Included with the sizable 11×17-in bound score is a CD-R that contains a PDF file with four pages of instructions regarding the electronic accompaniment, stereo audio files in AIFF and WAV formats, and a Pure Data (PD) patch. A second CD-R is available to purchase separately that includes higher quality audio files in stereo and quadrophonic (four-speaker surround) formats, as well as the PD patch, which is merely an option for playback of the six audio files.

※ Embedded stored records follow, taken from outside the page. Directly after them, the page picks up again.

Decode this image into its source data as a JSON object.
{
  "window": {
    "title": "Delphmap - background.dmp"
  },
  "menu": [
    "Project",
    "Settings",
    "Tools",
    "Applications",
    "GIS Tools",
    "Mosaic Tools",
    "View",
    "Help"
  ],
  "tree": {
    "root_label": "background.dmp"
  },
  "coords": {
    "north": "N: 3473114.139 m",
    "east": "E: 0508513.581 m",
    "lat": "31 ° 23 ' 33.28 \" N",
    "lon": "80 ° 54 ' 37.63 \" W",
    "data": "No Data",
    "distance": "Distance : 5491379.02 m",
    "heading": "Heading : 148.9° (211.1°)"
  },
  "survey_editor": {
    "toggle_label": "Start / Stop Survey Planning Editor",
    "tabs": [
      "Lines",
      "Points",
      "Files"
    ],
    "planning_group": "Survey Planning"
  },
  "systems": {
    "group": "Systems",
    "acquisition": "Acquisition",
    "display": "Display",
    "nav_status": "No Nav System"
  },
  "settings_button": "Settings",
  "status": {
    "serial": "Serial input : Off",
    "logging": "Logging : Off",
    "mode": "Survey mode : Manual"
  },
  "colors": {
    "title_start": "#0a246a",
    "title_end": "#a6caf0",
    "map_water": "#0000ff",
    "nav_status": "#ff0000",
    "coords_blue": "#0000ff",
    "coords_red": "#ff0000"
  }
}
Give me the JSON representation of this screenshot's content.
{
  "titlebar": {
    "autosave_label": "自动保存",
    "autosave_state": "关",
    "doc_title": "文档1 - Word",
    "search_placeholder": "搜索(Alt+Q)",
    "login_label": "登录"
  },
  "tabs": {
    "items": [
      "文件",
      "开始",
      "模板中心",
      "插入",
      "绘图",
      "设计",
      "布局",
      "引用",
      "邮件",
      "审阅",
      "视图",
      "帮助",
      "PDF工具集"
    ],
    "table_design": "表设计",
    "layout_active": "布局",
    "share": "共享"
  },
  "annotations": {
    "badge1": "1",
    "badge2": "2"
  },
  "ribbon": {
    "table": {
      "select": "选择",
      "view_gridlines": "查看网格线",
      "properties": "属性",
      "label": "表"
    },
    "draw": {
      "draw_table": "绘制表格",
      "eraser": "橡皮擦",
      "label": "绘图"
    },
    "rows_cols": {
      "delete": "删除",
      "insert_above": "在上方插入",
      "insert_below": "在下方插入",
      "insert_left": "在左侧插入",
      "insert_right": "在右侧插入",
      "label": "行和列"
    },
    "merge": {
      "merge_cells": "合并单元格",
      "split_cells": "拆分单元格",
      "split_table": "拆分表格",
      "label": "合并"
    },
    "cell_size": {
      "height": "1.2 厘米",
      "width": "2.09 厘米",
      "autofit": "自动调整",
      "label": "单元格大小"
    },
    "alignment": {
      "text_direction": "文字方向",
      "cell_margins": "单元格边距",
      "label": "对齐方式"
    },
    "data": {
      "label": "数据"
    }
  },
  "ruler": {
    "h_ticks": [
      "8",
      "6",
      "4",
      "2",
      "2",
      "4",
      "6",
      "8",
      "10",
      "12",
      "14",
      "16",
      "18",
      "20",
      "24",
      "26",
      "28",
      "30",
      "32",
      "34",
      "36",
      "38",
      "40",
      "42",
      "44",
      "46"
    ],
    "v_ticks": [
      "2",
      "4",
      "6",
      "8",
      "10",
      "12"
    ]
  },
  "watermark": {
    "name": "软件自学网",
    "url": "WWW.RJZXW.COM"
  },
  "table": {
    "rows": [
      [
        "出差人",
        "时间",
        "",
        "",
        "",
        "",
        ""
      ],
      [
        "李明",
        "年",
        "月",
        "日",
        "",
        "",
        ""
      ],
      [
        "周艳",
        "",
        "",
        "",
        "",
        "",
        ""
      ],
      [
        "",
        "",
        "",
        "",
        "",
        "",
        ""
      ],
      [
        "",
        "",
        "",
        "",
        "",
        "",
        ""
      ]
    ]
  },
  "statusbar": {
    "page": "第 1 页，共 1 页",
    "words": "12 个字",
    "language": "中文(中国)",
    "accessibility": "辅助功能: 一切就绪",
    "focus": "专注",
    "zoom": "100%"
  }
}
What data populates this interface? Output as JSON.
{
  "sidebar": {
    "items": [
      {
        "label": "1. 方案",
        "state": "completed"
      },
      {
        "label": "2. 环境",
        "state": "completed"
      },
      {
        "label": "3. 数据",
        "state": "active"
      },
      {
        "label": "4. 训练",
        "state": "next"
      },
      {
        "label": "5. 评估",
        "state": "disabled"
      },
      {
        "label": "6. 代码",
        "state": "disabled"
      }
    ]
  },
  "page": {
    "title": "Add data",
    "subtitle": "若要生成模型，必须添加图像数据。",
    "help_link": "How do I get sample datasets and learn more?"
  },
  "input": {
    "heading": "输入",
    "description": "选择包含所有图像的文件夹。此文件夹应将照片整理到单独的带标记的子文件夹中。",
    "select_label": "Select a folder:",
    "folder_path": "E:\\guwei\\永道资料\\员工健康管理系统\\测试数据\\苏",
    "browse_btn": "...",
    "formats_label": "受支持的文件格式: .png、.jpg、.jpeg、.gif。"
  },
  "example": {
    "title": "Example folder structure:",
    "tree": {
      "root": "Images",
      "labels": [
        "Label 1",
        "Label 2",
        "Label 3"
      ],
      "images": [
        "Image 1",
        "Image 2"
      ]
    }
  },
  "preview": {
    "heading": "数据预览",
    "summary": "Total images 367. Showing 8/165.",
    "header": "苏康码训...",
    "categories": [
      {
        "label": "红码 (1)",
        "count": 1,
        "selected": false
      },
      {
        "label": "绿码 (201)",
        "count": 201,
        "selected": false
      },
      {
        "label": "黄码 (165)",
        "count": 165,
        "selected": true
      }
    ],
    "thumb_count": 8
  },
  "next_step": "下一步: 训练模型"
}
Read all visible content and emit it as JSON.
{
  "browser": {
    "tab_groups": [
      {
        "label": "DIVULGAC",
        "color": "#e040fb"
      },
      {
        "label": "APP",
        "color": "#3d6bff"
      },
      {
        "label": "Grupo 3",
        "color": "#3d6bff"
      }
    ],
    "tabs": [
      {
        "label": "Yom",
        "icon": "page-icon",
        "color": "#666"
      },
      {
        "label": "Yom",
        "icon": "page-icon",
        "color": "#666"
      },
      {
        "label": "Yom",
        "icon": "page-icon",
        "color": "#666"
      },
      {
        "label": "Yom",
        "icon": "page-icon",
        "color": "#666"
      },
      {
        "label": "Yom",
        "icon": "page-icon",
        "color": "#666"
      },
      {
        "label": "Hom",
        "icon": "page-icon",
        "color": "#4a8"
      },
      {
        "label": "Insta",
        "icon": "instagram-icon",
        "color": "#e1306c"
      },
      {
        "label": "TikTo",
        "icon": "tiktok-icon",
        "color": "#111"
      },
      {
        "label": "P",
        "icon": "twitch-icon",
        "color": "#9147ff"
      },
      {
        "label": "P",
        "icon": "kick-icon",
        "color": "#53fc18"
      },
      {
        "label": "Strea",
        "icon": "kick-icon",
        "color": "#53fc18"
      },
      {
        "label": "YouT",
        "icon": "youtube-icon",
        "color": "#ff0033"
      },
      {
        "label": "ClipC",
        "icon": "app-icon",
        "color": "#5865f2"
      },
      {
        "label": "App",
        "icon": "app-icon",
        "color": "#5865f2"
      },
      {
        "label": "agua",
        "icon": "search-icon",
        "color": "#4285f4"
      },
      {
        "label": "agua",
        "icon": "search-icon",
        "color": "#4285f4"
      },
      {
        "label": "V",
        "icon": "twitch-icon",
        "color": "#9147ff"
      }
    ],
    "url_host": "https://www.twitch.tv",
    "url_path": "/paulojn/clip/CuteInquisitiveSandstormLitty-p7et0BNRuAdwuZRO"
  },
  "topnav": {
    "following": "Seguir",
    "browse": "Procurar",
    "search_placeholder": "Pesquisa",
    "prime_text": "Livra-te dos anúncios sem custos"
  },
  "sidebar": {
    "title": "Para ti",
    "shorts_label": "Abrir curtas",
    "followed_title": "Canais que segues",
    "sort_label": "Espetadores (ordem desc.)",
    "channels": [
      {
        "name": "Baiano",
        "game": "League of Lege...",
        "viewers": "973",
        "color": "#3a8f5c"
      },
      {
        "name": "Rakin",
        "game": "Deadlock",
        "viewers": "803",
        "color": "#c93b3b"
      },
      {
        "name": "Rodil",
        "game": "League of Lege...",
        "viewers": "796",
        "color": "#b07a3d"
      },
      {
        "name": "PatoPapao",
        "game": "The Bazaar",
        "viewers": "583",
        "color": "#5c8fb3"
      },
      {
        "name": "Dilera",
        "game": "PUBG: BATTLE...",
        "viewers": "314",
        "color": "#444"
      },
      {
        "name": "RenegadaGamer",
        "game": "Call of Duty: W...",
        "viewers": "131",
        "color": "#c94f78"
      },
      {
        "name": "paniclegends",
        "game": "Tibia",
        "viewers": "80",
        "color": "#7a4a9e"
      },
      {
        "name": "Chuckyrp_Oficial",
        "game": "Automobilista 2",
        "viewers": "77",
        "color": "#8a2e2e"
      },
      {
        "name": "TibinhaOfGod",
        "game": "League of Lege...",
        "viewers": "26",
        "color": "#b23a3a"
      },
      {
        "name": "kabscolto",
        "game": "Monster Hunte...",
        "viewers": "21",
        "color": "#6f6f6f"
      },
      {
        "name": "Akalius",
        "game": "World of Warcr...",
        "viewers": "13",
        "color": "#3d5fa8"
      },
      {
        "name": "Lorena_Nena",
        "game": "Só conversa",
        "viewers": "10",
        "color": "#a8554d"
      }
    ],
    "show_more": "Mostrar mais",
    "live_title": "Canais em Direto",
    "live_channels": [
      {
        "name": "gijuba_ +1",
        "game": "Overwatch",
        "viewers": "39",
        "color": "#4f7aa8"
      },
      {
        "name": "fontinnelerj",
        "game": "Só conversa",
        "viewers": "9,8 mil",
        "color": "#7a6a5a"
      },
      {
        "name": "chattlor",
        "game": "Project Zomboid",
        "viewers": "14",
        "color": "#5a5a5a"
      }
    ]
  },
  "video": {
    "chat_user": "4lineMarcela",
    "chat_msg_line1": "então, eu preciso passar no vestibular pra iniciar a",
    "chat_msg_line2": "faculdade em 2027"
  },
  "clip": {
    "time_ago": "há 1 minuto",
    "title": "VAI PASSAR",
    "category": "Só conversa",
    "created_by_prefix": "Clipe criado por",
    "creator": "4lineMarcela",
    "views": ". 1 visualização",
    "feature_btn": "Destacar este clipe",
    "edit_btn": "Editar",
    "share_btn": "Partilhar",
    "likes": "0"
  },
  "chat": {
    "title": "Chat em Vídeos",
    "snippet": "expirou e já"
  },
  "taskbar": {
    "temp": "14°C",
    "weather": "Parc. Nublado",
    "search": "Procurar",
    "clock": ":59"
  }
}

In addition to the technological requirements of the work, numerous extended performance techniques are required for the marimba, such as bar dampening, dead strokes, stick clicks, playing on nodes and use of the voice. Unfortunately, the voice and extended techniques are entirely underutilized; they rarely appear after the first three minutes of the composition, resulting in a bland solo marimba timbre palette with a typically rich and varied electronic accompaniment. A primary component of the composition is the exploration of various types and speeds of rolls.
This is a worthwhile work that requires a marimbist with mature technical skills and aestheic conception. The extremely dense score will require a patient interpreter to wade through the compacted notation of the marimba/voice and computer accompniment, and while the work is quite beautiful to listen to, its length and aesthetic quality will require a patient audience.
A recording of “Precipice” is available from the Albany label (TROY855) on a hybrid multi-channel super audio CD of the same name. A one-page score example and audio recording excerpt are available on the publisher’s website.
Ron Coulter, Percussive Notes — November 2011



Performance Type

Piano Accompaniment